UP’s engagement with the community is motivated by the needs of the people. Along with persistent hunger, gun violence is another issue that UP participants have committed themselves to being a part of resolving. In this vein, UP will be hosting a gun buyback event on Saturday, Dec. 15, from 8 a.m. to noon.

Later in the month UP will be hosting their annual Community Christmas Celebration, at which staff donate dozens of items in a toy drive in order to supply children in need with a feeling of significance and inclusion during the holiday.

UP’s engagement with the community is motivated by the needs of the people.

It hasn’t taken long for athletes like San Francisco native Steph Curry and Colin Kaepernick to donate more than $10,000 to UP. If you haven’t yet, please join in showing your support for UP and their mission in being proactive about preventing violence by providing a safe space for marginalized groups to commune, collaborate and get involved in a wide range of workshops and activities as an alternative to being on the streets.

This is especially valuable for children of color from families in poverty who are most vulnerable to being trapped in gang violence. UP’s commitment to free programming gives these vulnerable students access to the resources that the organizations provide and individual donations from mainstream athletes and companies like Whole Foods make students’ access to UP possible.

Students choose to be engaged in community service rather than violence. Youth development naturally happens through their being a part of the workshops and events that UP hosts throughout the year.

Outside of UP’s center local residents are lined up to receive turkeys. – Photo: Amani Sawari

Through connecting students with local residents, we realize that both ends of the spectrum are in need of the service that UP provides. United Playaz is a diamond in our community, shining light through every aspect of its mission at every level.

Beginning with the staff, many of whom are formerly incarcerated, they shine a light into the students that they serve by sharing wisdom from their own personal experiences. That light continues to reflect through the students’ involvement.

We transform students from expecting dead-end lives (in the grave or in jail) into the significant change makers of our tomorrow. Knowing that every individual young person has potential, UP staff make it their responsibility to invest into every young person who is seeking the best out of themselves.

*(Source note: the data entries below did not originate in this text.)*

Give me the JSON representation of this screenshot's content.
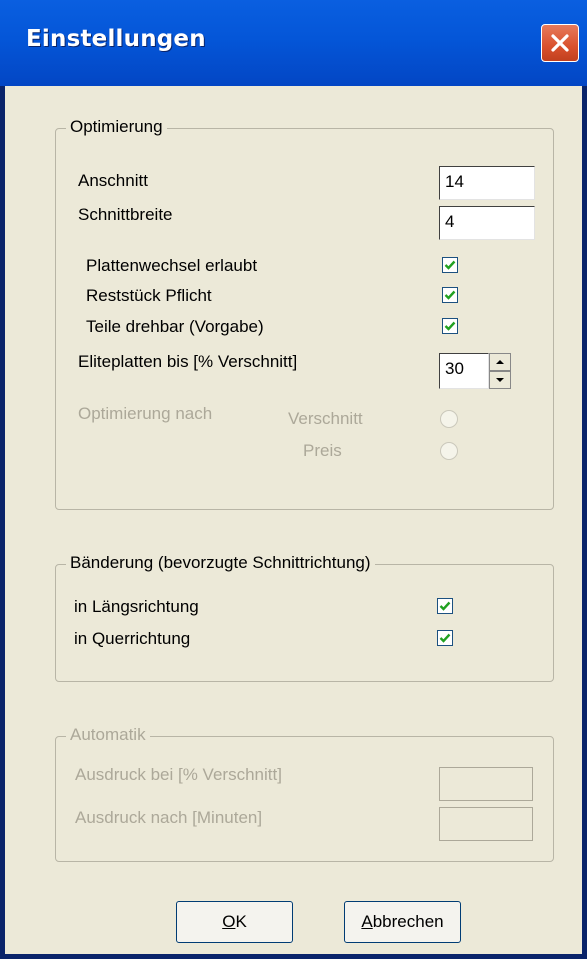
{
  "window": {
    "title": "Einstellungen"
  },
  "optimierung": {
    "legend": "Optimierung",
    "anschnitt_label": "Anschnitt",
    "anschnitt_value": "14",
    "schnittbreite_label": "Schnittbreite",
    "schnittbreite_value": "4",
    "plattenwechsel_label": "Plattenwechsel erlaubt",
    "plattenwechsel_checked": true,
    "reststueck_label": "Reststück Pflicht",
    "reststueck_checked": true,
    "drehbar_label": "Teile drehbar (Vorgabe)",
    "drehbar_checked": true,
    "eliteplatten_label": "Eliteplatten bis [% Verschnitt]",
    "eliteplatten_value": "30",
    "optimierung_nach_label": "Optimierung nach",
    "option_verschnitt": "Verschnitt",
    "option_preis": "Preis"
  },
  "baenderung": {
    "legend": "Bänderung (bevorzugte Schnittrichtung)",
    "laengs_label": "in Längsrichtung",
    "laengs_checked": true,
    "quer_label": "in Querrichtung",
    "quer_checked": true
  },
  "automatik": {
    "legend": "Automatik",
    "ausdruck_verschnitt_label": "Ausdruck bei [% Verschnitt]",
    "ausdruck_minuten_label": "Ausdruck nach [Minuten]"
  },
  "buttons": {
    "ok_mnemonic": "O",
    "ok_rest": "K",
    "cancel_mnemonic": "A",
    "cancel_rest": "bbrechen"
  }
}
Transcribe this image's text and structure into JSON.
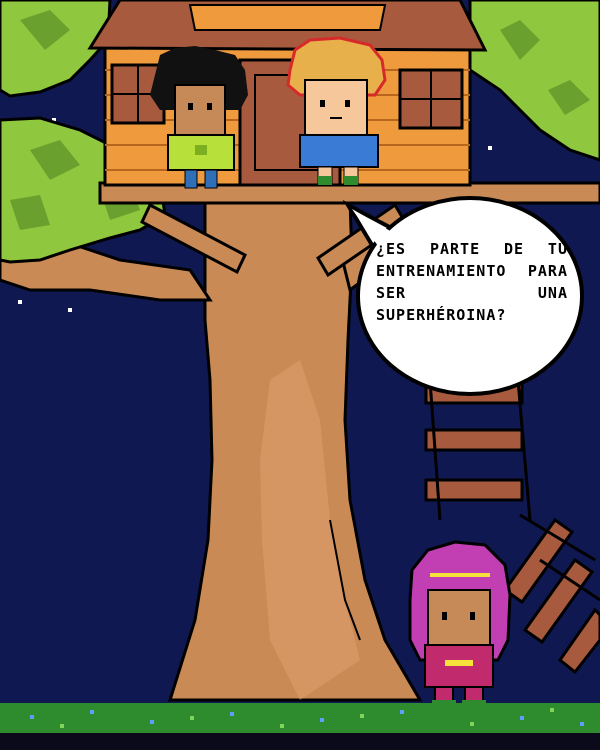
{
  "dialogue": {
    "text": "¿Es parte de tu entrenamiento para ser una superhéroina?"
  },
  "characters": [
    {
      "name": "curly-hair-kid",
      "shirt_color": "#b7e03a",
      "hair_color": "#111111"
    },
    {
      "name": "blond-kid",
      "shirt_color": "#3a7bd5",
      "hair_color": "#e8b04a"
    },
    {
      "name": "hooded-girl",
      "hood_color": "#c23fb3",
      "outfit_color": "#c22a6e"
    }
  ],
  "colors": {
    "night_sky": "#0f1850",
    "trunk": "#c98a55",
    "leaves": "#8fc73e",
    "house": "#f09a3e",
    "roof": "#a85a3e",
    "grass": "#2e8b2e"
  }
}
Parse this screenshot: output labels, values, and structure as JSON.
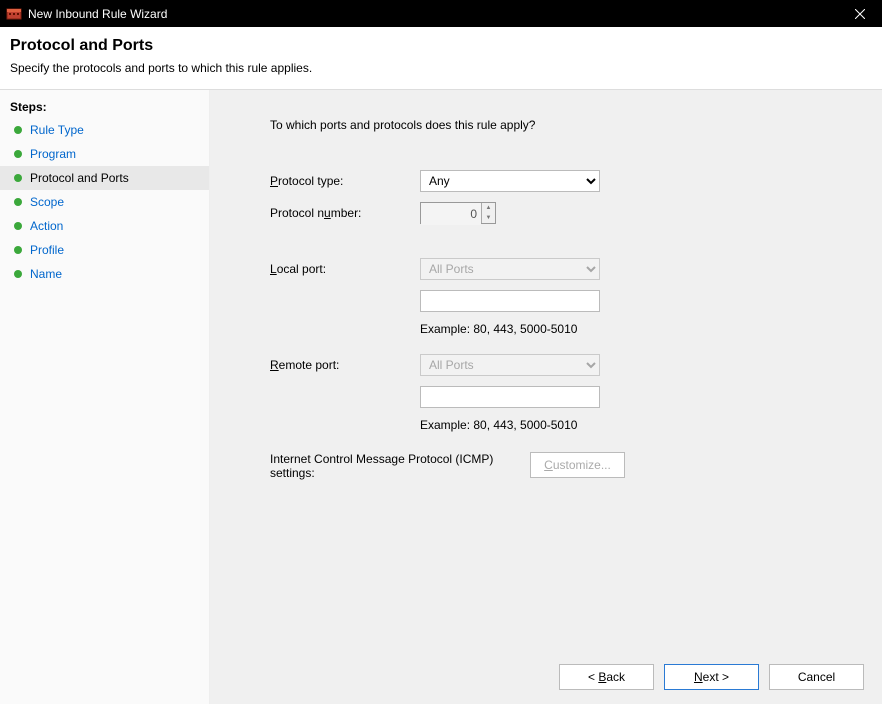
{
  "titlebar": {
    "title": "New Inbound Rule Wizard"
  },
  "header": {
    "title": "Protocol and Ports",
    "subtitle": "Specify the protocols and ports to which this rule applies."
  },
  "sidebar": {
    "steps_label": "Steps:",
    "items": [
      {
        "label": "Rule Type",
        "state": "done"
      },
      {
        "label": "Program",
        "state": "done"
      },
      {
        "label": "Protocol and Ports",
        "state": "current"
      },
      {
        "label": "Scope",
        "state": "future"
      },
      {
        "label": "Action",
        "state": "future"
      },
      {
        "label": "Profile",
        "state": "future"
      },
      {
        "label": "Name",
        "state": "future"
      }
    ]
  },
  "content": {
    "question": "To which ports and protocols does this rule apply?",
    "protocol_type_label": "Protocol type:",
    "protocol_type_value": "Any",
    "protocol_number_label": "Protocol number:",
    "protocol_number_value": "0",
    "local_port_label": "Local port:",
    "local_port_value": "All Ports",
    "remote_port_label": "Remote port:",
    "remote_port_value": "All Ports",
    "example_text": "Example: 80, 443, 5000-5010",
    "icmp_label": "Internet Control Message Protocol (ICMP) settings:",
    "customize_label": "Customize..."
  },
  "footer": {
    "back": "< Back",
    "next": "Next >",
    "cancel": "Cancel"
  }
}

Beginning with the staff, many of whom are formerly incarcerated, they shine a light into the students that they serve by sharing wisdom from their own personal experiences. That light continues to reflect through the students’ involvement.

Lastly as we continue to observe each angle of UP’s glow, we recognize the light that the partnership between students and staff shines on the surrounding community. We saw it best during the turkey giveaway as students handed turkeys to residents, “It takes the hood to save the hood”.

For more information, contact United Playaz at info@unitedplayaz.org.

SF Bay View editor Amani Sawari can be reached at amani@sfbayview.com.